The dry leaf (still in big chunks of the original cake) has very little odor. Surprisingly little, in fact.
But the wet leaf is potent, sharp, dank and smokey. There are strong notes of mesquite as well as that classic hot-cabin-wood-in-the-summer-sun smell I associate with raw pu-erh.
That smokey bite is just in the leaf odor, however, the cup itself retains none of it, leaving behind a dank, musty, tingling bog of mouth drying complexity.
This is one of those teas you don’t want to make for friends who are novice tea people. They will think you are utterly bonkers for wanting to drink this. Me? I’m spell bound. Just a few sips and I can feel the grand heavenly cycle beginning to churn.
I wish I’d made this at 7:30AM I might have been in better shape to face the day.
Oh, silly, silly, pyramid tea prison.
Your mesh is too fine to take on water rapidly. Your mesh is too fine to allow a good agitation of the water past the leaves.
Oddly, the leaf in there must be pretty good, because in spite of all these obstacles, the resultant cup is actually neither 2D nor weak.
This didn’t work nearly as well as I remembered it working.

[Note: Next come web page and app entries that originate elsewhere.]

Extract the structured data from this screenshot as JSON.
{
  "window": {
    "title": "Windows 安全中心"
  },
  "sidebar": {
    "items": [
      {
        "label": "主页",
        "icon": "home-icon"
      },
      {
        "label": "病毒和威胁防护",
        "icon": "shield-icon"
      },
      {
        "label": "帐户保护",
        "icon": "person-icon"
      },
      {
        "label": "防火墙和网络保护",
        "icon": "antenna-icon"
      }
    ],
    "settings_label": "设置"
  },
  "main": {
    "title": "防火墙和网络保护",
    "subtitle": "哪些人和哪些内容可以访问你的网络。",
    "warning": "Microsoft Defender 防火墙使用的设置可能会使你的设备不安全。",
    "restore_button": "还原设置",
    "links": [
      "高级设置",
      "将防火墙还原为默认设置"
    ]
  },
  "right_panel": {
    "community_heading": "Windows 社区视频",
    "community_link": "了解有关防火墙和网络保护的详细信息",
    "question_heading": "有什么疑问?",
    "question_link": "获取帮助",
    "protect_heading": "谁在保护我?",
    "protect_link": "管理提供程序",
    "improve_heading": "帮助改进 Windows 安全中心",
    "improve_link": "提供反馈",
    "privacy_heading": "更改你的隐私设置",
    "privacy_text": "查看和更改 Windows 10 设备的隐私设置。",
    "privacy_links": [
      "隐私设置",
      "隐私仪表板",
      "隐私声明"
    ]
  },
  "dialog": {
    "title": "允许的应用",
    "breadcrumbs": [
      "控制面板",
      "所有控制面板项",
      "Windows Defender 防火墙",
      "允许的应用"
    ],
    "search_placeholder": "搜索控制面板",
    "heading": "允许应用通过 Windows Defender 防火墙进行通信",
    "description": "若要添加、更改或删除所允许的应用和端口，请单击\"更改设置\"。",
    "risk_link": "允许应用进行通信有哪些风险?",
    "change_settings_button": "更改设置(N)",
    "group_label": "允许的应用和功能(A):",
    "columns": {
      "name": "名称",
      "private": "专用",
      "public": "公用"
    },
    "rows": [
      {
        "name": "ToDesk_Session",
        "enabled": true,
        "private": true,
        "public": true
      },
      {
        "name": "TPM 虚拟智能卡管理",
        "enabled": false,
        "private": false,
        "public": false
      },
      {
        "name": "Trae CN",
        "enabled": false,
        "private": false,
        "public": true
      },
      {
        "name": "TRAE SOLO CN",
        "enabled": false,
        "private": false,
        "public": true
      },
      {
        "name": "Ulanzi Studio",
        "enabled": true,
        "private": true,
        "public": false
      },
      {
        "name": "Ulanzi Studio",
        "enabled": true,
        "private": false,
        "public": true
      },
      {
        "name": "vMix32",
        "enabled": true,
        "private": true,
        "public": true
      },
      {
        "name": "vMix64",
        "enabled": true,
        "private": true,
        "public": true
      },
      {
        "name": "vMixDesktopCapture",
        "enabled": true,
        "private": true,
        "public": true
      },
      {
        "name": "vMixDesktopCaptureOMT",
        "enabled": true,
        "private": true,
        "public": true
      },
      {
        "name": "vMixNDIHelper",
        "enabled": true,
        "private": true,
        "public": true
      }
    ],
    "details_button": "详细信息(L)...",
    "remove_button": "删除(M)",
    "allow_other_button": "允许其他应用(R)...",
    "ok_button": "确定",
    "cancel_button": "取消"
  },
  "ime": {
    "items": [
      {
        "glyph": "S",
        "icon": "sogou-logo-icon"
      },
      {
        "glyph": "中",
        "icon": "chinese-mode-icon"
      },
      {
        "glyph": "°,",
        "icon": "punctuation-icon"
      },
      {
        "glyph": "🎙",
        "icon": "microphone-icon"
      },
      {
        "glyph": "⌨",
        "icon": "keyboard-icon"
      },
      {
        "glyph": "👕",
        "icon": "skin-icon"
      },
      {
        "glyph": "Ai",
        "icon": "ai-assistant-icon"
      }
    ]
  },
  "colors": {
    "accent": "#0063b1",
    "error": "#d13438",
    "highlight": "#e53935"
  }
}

I think it needs some mint in it as an addition to the licorice &c.
I happen to like proper licorice, so the flavor doesn’t bother me and it did loosen up some chest congestion for an hour or two which was nice when trying to fall asleep.
Combined with a metholyptus cough drop this would probably work wonders.
Now this is how you floral scent a tea.
There is no presence of the flower on the dry leaf at all.
The wet leaf does not hit you with a bomb of flowers the way so many do.
There is just the tiniest hint of a floral sweetness behind a gentle, but firm toasted finish in the liqueur.
So, after complaining about the pong of this tea yesterday, given that my cold keeps getting worse, I decided “maybe if I can’t smell it, I won’t care” and opted to try to use some up.
Generous portion of leaf into a small pot, rinsed, and then very short (less than 10 seconds) steepings. I’m up to #6 and so far, no pong.
Maybe this is a tea that just really, really, really shouldn’t be steeped for any real length of time — unlike every other wuyi oolong out there?